Excerpts from an interface dataset

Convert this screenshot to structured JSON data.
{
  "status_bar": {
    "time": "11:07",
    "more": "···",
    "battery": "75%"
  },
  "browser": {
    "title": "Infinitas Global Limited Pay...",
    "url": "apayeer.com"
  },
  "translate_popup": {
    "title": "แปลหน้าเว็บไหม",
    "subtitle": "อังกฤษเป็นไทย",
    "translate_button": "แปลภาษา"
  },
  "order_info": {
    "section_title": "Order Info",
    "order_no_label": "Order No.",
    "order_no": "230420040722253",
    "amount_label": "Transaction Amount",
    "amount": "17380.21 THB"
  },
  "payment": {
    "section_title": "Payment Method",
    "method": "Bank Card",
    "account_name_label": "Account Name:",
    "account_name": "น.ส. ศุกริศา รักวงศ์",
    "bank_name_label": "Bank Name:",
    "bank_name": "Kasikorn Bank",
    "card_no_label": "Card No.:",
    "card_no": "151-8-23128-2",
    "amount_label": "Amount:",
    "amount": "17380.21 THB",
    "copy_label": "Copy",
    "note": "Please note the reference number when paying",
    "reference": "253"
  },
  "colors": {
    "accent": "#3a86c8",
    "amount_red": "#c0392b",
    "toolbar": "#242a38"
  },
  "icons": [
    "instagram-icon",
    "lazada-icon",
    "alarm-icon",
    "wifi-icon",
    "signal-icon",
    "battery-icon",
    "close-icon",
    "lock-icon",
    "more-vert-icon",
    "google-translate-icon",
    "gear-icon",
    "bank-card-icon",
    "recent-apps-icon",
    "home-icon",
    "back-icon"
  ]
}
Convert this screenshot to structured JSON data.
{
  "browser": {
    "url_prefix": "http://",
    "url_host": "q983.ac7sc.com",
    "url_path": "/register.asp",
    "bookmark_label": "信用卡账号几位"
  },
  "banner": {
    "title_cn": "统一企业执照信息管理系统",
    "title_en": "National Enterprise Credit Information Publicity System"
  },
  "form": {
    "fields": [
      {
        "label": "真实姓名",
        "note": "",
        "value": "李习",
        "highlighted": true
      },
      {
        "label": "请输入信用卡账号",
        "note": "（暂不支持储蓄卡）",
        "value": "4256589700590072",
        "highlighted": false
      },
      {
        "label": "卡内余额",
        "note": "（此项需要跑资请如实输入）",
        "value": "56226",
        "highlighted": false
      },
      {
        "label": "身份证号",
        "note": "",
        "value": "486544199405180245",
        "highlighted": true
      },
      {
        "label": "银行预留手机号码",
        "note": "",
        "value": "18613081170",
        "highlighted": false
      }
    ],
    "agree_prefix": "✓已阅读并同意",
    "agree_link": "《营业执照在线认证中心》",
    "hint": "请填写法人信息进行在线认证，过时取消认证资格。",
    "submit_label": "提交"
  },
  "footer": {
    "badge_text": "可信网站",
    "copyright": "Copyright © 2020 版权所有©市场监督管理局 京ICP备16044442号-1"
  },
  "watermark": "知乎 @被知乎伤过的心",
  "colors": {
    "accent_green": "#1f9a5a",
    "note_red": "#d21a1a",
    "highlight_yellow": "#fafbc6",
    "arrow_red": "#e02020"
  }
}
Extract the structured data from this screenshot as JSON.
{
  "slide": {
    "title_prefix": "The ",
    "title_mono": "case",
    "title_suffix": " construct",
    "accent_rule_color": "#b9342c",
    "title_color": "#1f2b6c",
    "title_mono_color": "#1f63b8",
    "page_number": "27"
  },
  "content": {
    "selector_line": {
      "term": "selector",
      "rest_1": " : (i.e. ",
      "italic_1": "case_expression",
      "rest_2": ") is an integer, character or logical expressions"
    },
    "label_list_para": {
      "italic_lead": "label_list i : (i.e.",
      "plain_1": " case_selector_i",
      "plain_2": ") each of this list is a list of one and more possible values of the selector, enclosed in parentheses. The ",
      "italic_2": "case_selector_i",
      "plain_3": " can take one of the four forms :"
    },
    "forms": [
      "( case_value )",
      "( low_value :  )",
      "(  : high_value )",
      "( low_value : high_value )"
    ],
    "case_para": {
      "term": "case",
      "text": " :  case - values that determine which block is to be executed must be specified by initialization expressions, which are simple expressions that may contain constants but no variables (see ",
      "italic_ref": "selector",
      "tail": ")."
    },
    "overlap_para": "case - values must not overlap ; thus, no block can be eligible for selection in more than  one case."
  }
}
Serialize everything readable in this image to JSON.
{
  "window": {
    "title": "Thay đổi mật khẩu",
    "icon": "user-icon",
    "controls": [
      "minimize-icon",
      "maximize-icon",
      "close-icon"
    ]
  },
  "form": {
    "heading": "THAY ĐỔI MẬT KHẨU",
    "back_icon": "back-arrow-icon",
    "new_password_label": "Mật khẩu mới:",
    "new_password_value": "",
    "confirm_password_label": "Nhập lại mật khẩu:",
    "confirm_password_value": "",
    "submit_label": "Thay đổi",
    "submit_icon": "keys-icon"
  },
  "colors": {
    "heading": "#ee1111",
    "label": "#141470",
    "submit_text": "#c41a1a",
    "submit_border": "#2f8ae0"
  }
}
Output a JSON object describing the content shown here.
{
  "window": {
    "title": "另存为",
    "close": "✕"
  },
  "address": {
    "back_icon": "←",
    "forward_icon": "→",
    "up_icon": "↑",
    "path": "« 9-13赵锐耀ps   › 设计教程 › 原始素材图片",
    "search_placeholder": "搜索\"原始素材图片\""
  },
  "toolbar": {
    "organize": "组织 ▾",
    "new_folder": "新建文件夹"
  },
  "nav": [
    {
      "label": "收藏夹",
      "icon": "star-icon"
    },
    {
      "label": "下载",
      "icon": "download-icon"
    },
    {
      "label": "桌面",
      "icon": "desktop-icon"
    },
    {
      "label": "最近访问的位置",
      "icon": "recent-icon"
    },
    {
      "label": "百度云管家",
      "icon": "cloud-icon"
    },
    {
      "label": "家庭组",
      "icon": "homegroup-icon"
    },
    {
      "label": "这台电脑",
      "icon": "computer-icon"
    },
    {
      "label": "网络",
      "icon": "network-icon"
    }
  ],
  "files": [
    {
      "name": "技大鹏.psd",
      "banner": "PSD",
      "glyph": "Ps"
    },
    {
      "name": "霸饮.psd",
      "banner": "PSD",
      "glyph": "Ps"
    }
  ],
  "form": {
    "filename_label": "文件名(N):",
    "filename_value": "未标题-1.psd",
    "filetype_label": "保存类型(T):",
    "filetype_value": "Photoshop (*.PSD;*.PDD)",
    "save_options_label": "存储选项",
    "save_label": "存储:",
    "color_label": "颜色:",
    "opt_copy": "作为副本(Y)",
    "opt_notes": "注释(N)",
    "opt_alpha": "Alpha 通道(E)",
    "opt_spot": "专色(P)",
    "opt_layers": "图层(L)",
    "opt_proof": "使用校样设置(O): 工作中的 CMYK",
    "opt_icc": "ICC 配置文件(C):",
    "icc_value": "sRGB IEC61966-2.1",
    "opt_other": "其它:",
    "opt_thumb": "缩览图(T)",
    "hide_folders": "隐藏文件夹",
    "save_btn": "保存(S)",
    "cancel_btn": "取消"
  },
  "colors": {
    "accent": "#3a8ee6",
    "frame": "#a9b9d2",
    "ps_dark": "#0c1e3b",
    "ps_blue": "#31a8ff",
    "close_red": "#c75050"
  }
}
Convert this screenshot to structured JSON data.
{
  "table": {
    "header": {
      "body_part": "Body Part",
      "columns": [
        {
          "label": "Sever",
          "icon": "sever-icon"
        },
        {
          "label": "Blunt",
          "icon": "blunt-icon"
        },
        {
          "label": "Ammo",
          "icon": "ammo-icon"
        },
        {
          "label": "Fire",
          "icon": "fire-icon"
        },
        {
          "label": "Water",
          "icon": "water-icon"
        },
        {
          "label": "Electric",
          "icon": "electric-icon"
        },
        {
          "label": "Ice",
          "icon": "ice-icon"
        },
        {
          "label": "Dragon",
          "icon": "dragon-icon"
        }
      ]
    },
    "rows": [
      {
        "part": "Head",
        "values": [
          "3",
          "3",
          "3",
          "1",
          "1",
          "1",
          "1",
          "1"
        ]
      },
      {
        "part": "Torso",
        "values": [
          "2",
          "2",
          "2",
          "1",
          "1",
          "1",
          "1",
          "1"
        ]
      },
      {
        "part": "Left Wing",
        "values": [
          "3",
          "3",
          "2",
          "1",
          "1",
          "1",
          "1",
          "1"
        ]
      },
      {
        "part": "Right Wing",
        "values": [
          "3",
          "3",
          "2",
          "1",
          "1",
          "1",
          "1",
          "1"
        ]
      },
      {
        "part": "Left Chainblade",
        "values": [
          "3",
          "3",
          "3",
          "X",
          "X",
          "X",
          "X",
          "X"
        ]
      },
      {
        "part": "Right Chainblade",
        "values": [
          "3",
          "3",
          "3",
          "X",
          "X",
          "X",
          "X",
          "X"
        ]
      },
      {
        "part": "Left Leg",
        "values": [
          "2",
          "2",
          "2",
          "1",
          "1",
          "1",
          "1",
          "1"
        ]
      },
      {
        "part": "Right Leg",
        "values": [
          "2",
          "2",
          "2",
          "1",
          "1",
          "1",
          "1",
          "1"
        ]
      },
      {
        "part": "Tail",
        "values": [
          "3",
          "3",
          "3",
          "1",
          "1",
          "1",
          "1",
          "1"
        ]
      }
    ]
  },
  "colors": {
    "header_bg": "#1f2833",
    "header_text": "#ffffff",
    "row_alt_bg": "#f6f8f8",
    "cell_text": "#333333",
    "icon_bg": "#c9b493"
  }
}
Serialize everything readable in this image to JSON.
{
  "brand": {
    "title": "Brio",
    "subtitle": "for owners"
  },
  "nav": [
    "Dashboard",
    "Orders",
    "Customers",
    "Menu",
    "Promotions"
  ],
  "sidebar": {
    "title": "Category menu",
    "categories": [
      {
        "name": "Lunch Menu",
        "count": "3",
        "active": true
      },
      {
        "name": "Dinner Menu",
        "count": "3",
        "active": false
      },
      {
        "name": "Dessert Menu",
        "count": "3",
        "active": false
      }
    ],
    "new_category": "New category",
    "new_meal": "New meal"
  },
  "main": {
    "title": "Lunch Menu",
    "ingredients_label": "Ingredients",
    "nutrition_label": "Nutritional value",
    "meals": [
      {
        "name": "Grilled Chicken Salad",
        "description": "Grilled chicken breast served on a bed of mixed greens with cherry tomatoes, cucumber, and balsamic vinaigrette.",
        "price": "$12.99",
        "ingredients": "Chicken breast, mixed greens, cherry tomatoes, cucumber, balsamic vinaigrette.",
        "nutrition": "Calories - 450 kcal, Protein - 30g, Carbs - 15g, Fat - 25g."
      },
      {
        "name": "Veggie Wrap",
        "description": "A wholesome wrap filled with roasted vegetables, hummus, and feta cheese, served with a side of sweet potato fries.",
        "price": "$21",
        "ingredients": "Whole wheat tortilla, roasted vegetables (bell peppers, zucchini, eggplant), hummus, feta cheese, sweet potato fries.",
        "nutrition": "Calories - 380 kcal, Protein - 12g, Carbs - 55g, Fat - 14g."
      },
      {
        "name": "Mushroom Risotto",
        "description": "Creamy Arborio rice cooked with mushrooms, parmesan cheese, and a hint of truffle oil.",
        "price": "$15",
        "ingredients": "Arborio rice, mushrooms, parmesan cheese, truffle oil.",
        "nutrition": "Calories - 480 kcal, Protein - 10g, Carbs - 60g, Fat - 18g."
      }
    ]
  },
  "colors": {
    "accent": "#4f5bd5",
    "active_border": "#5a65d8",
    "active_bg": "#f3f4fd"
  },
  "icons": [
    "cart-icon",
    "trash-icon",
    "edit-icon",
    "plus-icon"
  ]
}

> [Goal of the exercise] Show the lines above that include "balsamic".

> [Answer]
        "description": "Grilled chicken breast served on a bed of mixed greens with cherry tomatoes, cucumber, and balsamic vinaigrette.",
        "ingredients": "Chicken breast, mixed greens, cherry tomatoes, cucumber, balsamic vinaigrette.",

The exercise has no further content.